**Exercise aim:** Could you copy out all of the records below exactly, leaving out every picture?

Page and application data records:
= Beginning of Section =

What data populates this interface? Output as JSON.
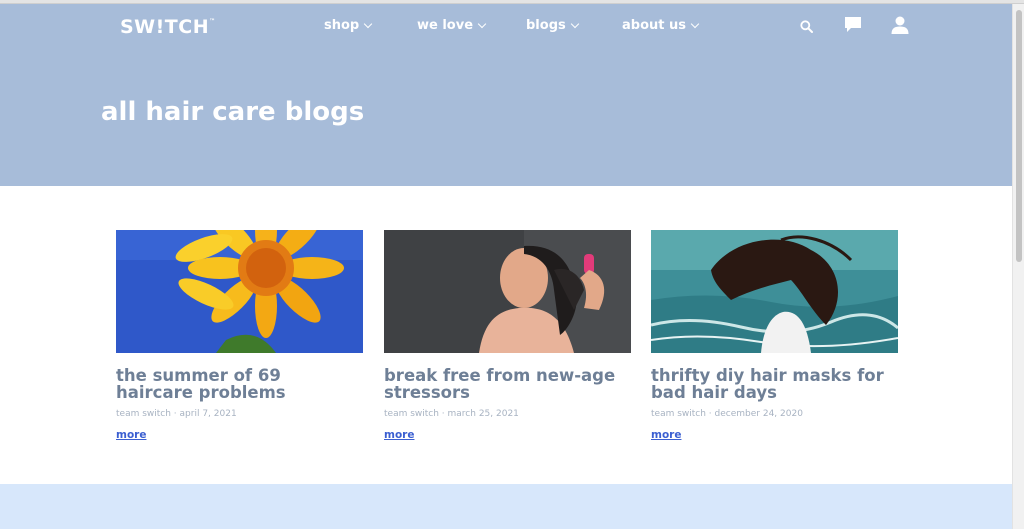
{
  "header": {
    "logo": "SW!TCH",
    "logo_tm": "™",
    "nav": [
      {
        "label": "shop"
      },
      {
        "label": "we love"
      },
      {
        "label": "blogs"
      },
      {
        "label": "about us"
      }
    ]
  },
  "hero": {
    "title": "all hair care blogs"
  },
  "cards": [
    {
      "title": "the summer of 69 haircare problems",
      "meta": "team switch · april 7, 2021",
      "more": "more",
      "image": "sunflower"
    },
    {
      "title": "break free from new-age stressors",
      "meta": "team switch · march 25, 2021",
      "more": "more",
      "image": "woman-brushing-hair"
    },
    {
      "title": "thrifty diy hair masks for bad hair days",
      "meta": "team switch · december 24, 2020",
      "more": "more",
      "image": "woman-hair-sea"
    }
  ],
  "icons": [
    "search-icon",
    "chat-icon",
    "user-icon",
    "chevron-down-icon"
  ],
  "colors": {
    "hero": "#a7bcd9",
    "title": "#6e7f96",
    "meta": "#a8b3c2",
    "link": "#3b5fd1",
    "footer": "#d7e7fb"
  }
}
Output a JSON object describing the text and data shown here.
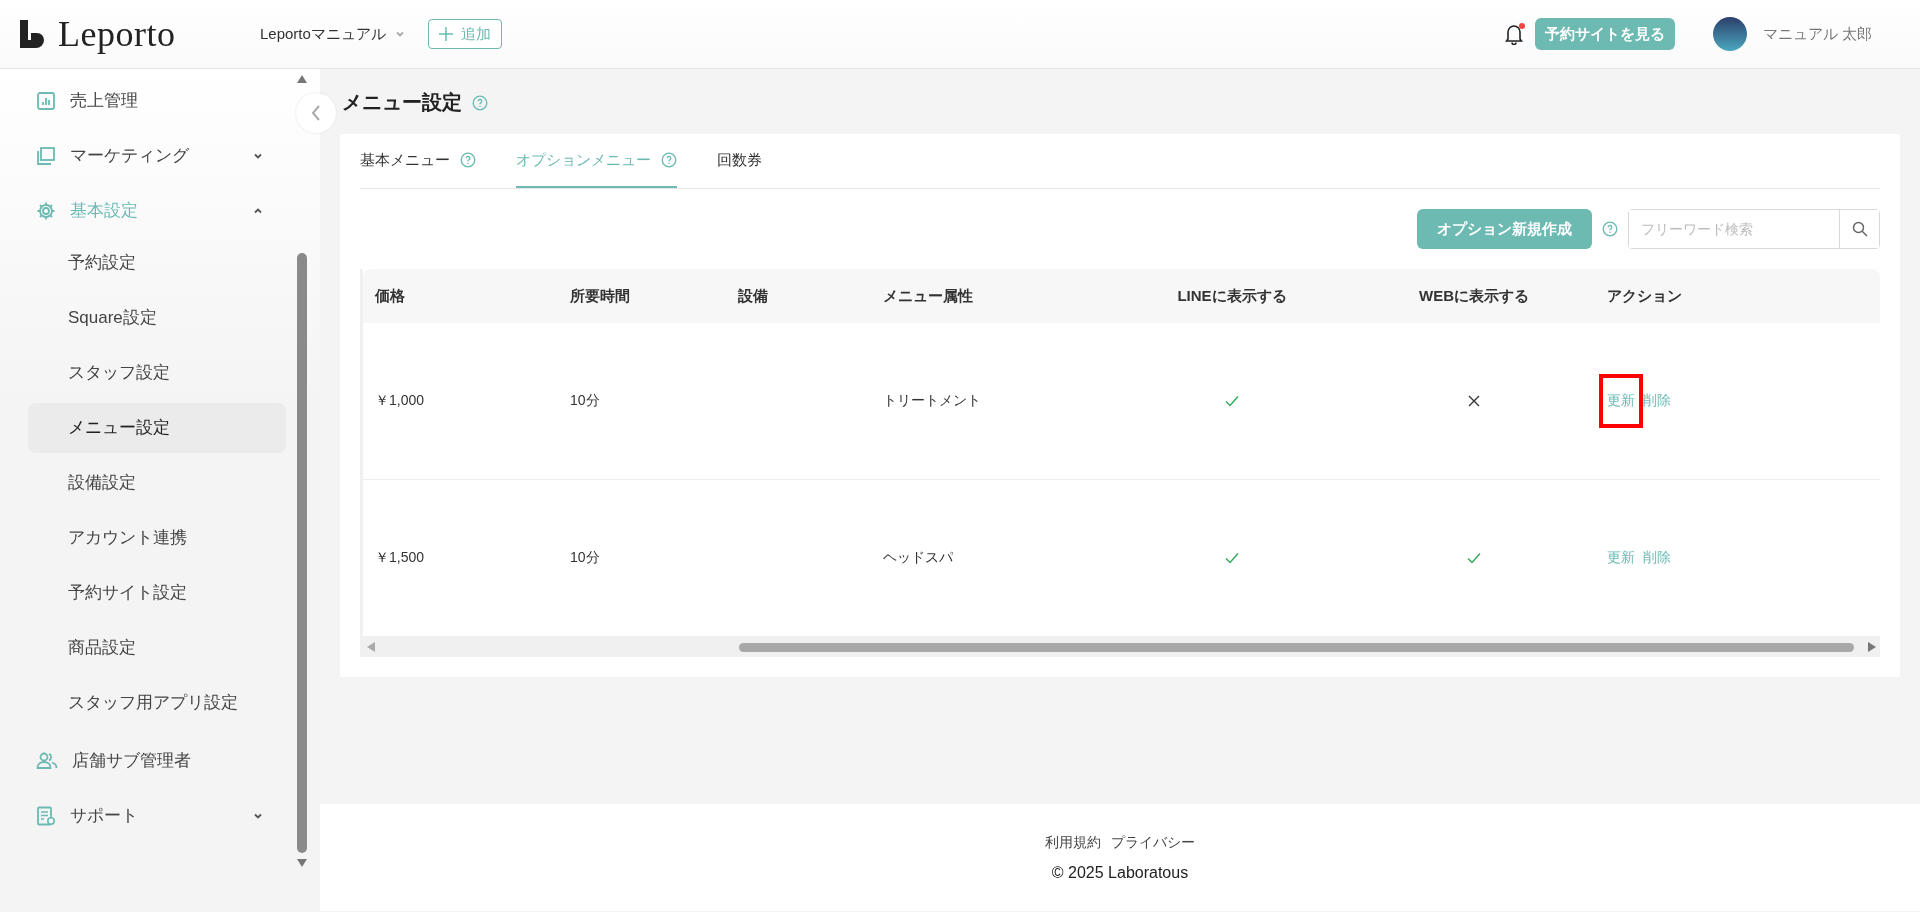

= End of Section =

**Solution to the problem:**
What data populates this interface? Output as JSON.
{
  "header": {
    "logo": "SW!TCH",
    "logo_tm": "™",
    "nav": [
      {
        "label": "shop"
      },
      {
        "label": "we love"
      },
      {
        "label": "blogs"
      },
      {
        "label": "about us"
      }
    ]
  },
  "hero": {
    "title": "all hair care blogs"
  },
  "cards": [
    {
      "title": "the summer of 69 haircare problems",
      "meta": "team switch · april 7, 2021",
      "more": "more",
      "image": "sunflower"
    },
    {
      "title": "break free from new-age stressors",
      "meta": "team switch · march 25, 2021",
      "more": "more",
      "image": "woman-brushing-hair"
    },
    {
      "title": "thrifty diy hair masks for bad hair days",
      "meta": "team switch · december 24, 2020",
      "more": "more",
      "image": "woman-hair-sea"
    }
  ],
  "icons": [
    "search-icon",
    "chat-icon",
    "user-icon",
    "chevron-down-icon"
  ],
  "colors": {
    "hero": "#a7bcd9",
    "title": "#6e7f96",
    "meta": "#a8b3c2",
    "link": "#3b5fd1",
    "footer": "#d7e7fb"
  }
}
Output a JSON object describing the text and data shown here.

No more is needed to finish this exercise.